The landlord might become angry that you reported these problems to an inspector and s/he may try to evict you. This can be considered a retaliatory eviction by the court; if so, the eviction could be denied. If you follow these procedures, the law says you have the right to stop paying all future rent until the repairs are made or the services are supplied.  However, DO NOT SPEND YOUR RENT MONEY.  You must pay it to the landlord once the repairs are made, or if s/he sues to evict you the court will not hear your case unless you deposit all the rent that you withheld with the Clerk of Court.

Are There Different Rules for a Section 8 Voucher? +

Yes.  If you rent with a “Section 8” Housing Voucher where a housing authority pays for a portion of your rent, please note that you have special rules that apply to you if you have problems with your rental home not being in good condition.  Do NOT withhold your rent or move because of repairs that need to be made.  Be sure to report problems with your home to your caseworker in writing and ask that an “audit inspection” be done of your home.  Keep a copy of your request.

What Should Be Done With My Rent Money?  +

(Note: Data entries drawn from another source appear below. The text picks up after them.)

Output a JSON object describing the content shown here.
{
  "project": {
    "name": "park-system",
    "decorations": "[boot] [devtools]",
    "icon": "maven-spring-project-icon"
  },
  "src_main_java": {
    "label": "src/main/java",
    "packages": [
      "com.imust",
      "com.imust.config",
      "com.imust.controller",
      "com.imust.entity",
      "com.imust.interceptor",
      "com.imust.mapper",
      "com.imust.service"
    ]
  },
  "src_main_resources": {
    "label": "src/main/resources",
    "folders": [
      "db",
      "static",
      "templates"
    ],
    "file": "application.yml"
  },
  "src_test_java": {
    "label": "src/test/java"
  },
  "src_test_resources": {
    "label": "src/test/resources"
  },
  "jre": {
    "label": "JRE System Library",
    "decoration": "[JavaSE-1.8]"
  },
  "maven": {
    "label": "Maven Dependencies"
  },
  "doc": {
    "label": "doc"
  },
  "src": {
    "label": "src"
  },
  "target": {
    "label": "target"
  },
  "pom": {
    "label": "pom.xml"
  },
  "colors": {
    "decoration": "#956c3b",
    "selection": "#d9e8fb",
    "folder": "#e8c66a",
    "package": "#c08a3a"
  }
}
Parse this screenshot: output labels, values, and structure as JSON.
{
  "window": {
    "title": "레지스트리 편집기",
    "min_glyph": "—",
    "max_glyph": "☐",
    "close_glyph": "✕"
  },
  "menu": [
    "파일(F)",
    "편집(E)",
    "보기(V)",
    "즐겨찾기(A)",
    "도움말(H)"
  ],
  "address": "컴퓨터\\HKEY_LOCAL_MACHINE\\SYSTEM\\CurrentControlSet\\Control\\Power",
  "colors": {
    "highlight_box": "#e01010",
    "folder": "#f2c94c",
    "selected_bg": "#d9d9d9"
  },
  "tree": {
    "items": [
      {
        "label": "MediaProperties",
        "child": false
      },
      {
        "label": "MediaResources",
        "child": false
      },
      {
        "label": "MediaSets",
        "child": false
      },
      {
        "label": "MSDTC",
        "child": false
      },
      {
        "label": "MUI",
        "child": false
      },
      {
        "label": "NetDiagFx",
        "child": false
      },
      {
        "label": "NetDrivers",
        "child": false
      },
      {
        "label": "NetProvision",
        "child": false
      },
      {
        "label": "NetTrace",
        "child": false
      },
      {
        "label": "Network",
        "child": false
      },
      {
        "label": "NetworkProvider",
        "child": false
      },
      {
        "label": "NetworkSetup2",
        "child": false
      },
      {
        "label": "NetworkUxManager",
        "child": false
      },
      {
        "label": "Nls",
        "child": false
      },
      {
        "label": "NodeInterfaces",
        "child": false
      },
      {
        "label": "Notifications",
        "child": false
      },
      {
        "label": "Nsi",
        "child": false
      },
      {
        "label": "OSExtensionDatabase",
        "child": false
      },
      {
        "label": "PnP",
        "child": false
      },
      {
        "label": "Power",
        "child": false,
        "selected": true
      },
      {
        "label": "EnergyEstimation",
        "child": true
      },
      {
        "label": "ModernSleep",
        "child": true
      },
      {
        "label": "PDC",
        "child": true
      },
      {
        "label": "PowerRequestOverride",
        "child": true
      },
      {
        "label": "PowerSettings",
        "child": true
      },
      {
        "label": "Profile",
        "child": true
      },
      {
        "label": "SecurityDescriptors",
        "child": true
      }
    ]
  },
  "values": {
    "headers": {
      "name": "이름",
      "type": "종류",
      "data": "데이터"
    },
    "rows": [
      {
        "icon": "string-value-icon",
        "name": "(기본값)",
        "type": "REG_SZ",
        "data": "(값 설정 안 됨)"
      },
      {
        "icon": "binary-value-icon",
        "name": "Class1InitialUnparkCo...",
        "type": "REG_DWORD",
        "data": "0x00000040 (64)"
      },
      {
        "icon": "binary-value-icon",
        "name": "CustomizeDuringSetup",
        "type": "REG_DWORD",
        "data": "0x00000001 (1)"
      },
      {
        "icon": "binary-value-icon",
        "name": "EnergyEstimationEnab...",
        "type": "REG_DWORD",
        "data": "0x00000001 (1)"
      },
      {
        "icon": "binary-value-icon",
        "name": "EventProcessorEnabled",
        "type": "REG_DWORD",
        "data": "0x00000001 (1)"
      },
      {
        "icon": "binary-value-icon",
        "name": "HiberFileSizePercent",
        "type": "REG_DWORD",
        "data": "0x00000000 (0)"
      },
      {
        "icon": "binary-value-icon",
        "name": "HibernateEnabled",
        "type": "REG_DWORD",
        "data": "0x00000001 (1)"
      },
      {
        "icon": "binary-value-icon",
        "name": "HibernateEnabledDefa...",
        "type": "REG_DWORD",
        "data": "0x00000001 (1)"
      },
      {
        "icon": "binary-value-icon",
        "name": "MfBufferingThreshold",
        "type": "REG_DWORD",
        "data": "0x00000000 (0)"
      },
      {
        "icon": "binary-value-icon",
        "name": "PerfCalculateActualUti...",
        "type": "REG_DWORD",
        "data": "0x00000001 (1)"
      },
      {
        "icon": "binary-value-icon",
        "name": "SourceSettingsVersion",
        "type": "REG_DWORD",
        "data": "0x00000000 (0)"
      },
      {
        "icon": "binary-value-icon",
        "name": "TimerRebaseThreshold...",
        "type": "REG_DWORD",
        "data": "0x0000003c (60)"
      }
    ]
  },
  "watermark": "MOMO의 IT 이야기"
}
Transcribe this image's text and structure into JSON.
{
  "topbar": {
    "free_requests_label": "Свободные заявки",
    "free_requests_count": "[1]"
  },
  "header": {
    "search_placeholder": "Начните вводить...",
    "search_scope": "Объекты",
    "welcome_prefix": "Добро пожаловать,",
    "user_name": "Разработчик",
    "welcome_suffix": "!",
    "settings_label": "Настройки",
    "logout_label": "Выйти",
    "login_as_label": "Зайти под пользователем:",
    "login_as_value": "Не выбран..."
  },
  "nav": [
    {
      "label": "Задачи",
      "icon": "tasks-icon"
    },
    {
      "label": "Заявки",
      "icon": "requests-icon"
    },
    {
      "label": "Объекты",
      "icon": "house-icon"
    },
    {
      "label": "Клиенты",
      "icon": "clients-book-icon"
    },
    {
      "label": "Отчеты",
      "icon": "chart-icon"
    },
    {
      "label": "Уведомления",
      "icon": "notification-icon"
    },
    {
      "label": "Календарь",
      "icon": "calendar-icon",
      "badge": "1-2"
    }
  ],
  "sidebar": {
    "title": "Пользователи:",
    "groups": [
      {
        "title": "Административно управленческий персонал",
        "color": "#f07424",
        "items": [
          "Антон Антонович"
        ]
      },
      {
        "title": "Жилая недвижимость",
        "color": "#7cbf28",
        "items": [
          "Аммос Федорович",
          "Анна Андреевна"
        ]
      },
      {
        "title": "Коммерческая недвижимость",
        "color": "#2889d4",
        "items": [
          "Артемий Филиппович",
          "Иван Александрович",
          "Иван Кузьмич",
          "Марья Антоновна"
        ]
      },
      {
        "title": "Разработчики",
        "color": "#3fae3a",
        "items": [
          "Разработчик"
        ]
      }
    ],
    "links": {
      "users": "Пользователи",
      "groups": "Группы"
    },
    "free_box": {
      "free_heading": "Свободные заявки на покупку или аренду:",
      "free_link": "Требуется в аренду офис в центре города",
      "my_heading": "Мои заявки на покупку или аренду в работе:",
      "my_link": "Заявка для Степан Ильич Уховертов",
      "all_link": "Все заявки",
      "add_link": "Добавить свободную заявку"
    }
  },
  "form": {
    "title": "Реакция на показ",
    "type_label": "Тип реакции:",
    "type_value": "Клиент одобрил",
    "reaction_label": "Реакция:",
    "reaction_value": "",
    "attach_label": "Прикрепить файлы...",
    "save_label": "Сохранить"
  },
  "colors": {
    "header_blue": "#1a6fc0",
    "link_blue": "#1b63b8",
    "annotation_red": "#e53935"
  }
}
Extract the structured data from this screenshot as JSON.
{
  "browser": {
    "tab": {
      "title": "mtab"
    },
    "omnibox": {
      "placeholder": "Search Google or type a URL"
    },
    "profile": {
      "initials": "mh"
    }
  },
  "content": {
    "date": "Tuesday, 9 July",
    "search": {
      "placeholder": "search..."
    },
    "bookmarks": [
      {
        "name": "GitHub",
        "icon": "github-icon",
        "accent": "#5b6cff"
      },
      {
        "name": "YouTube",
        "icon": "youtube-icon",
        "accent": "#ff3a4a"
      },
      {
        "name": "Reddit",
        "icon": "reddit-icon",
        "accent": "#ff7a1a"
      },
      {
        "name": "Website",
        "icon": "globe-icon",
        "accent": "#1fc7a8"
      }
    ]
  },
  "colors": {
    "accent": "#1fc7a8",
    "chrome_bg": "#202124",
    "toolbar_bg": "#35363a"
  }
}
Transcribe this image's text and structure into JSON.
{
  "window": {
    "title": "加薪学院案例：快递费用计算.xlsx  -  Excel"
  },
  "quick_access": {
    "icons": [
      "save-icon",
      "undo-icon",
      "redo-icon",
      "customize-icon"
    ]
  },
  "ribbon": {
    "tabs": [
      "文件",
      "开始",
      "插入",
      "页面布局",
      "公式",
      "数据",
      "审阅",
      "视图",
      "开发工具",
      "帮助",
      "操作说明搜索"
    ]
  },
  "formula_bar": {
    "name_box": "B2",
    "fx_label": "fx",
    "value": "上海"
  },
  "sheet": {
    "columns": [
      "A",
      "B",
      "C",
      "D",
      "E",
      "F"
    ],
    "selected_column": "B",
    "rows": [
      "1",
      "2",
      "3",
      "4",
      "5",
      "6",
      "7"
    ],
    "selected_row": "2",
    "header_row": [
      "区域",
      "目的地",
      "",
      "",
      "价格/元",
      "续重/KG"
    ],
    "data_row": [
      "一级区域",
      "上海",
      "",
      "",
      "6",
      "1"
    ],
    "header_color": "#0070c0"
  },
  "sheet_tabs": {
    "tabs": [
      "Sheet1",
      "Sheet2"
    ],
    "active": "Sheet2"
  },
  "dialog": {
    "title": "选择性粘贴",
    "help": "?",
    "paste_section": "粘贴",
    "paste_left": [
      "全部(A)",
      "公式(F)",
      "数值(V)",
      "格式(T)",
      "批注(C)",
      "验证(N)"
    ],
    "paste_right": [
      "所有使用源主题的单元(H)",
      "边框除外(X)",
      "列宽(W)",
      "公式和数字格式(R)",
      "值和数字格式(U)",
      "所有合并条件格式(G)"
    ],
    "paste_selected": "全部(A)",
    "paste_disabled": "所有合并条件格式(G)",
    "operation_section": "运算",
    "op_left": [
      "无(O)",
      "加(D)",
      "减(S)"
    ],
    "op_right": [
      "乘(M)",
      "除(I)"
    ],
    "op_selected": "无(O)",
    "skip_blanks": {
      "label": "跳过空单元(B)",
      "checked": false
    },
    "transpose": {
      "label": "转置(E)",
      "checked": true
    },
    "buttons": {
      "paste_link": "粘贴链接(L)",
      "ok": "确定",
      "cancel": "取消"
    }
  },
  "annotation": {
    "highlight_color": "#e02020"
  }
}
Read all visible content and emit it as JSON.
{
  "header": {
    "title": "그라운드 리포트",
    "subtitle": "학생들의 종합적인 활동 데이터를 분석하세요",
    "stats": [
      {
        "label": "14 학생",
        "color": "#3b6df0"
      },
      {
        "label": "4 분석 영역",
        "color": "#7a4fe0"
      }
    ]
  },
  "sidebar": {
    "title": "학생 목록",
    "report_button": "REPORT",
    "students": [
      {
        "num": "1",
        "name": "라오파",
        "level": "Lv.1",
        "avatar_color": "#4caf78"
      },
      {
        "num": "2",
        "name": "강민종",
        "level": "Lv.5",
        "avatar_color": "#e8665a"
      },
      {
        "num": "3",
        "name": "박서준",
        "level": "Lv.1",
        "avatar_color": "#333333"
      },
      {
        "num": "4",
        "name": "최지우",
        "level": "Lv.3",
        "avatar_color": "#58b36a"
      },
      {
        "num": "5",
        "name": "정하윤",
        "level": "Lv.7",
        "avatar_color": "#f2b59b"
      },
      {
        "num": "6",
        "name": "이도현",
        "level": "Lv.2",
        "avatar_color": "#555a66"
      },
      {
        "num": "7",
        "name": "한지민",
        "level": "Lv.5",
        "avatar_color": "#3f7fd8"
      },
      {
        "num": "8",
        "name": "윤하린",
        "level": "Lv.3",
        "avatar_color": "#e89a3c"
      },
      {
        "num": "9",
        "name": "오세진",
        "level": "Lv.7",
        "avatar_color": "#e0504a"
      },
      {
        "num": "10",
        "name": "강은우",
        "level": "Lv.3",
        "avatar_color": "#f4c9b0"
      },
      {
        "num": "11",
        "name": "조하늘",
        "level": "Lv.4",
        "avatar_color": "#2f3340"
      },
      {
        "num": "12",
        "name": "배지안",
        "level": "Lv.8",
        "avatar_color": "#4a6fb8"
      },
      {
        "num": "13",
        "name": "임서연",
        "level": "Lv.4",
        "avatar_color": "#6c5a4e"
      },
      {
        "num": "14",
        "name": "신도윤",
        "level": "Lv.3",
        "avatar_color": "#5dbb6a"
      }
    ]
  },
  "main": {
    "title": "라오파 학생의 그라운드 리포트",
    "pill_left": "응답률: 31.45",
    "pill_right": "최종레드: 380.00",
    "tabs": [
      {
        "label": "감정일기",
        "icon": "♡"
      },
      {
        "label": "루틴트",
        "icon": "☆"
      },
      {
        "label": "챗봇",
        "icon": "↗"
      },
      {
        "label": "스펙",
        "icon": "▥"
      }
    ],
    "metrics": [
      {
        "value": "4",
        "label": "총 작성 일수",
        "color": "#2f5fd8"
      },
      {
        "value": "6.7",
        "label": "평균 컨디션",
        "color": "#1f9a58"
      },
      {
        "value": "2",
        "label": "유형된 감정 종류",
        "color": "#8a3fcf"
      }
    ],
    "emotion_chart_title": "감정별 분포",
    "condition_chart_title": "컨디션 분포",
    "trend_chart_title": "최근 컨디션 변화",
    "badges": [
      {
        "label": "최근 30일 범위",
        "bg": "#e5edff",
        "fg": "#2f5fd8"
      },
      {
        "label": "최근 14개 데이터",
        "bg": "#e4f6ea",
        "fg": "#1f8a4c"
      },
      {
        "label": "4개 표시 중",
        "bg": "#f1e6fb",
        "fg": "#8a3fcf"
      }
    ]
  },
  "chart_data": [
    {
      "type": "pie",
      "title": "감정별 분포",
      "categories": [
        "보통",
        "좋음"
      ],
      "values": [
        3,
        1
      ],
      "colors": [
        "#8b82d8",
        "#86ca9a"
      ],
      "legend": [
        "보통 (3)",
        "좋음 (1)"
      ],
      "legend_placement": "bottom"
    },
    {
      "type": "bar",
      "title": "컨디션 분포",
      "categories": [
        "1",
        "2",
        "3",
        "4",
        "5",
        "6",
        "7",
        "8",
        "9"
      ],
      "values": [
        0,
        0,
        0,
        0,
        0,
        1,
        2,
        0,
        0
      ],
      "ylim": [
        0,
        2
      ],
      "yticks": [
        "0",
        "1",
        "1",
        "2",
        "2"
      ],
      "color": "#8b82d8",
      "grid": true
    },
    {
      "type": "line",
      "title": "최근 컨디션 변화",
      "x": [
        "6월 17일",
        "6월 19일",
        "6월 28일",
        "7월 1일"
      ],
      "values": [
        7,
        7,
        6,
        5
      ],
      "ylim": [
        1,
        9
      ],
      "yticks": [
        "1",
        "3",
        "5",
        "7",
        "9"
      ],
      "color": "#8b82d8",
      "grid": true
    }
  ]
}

YOU MUST NOT SPEND YOUR RENT MONEY. You must have it and be ready to pay the landlord once the repairs are substantially completed. Sometimes a landlord will not make repairs and will try to evict you for not paying your rent.  If the landlord does try to evict you, the court will ask for the money to hold until the court makes a decision about the eviction.  You will not get a hearing unless you deposit all the rent money you withheld with the court.

 

If you follow the rules above and the landlord tries to evict you, the written notice you gave your landlord will be your defense in court. The court will decide whether you keep the rent money or whether the landlord gets the money. This decision will depend on what the problem was and what the landlord did to fix the problem. 

What To Do If You Get an Eviction Notice  +

If your landlord does not fix problems and you get an eviction notice, immediately call your local Legal Services office to find out if they can help you defend the eviction or help you file a written response to the court. You will have only five working days to file an answer to a complaint, so do not delay. 

 

Also, read “Help, I Just Got a 3-day Notice!”  Once you are served with an eviction complaint and summons from the court you only have five (5) business days to file your response (called an “answer”), so you must not delay or you will automatically lose and be evicted. You will need to attach a copy of the notice that you provided your landlord and be prepared to deposit your rent money with the Clerk when you file your answer.  See Filing Your Answer to a Complaint, for more information about answers. 

Where Do I File?  +

Your answer must be filed with the Clerk of the Court for the county where you live. Once your original answer is filed (with any attachments), and your rent is deposited the court will advise you of all hearings so you can present your case. You also have to mail one copy of your answer to the landlord or the landlord’s attorney. Look at the name and address on the summons to see where to send the landlord’s copy. Also, keep your own copy in a safe place. 

Printable brochure

Sample Letter to Landlord - Word .doc

Sample Letter to Landlord - PDF

Last Review and Update: Jan 26, 2016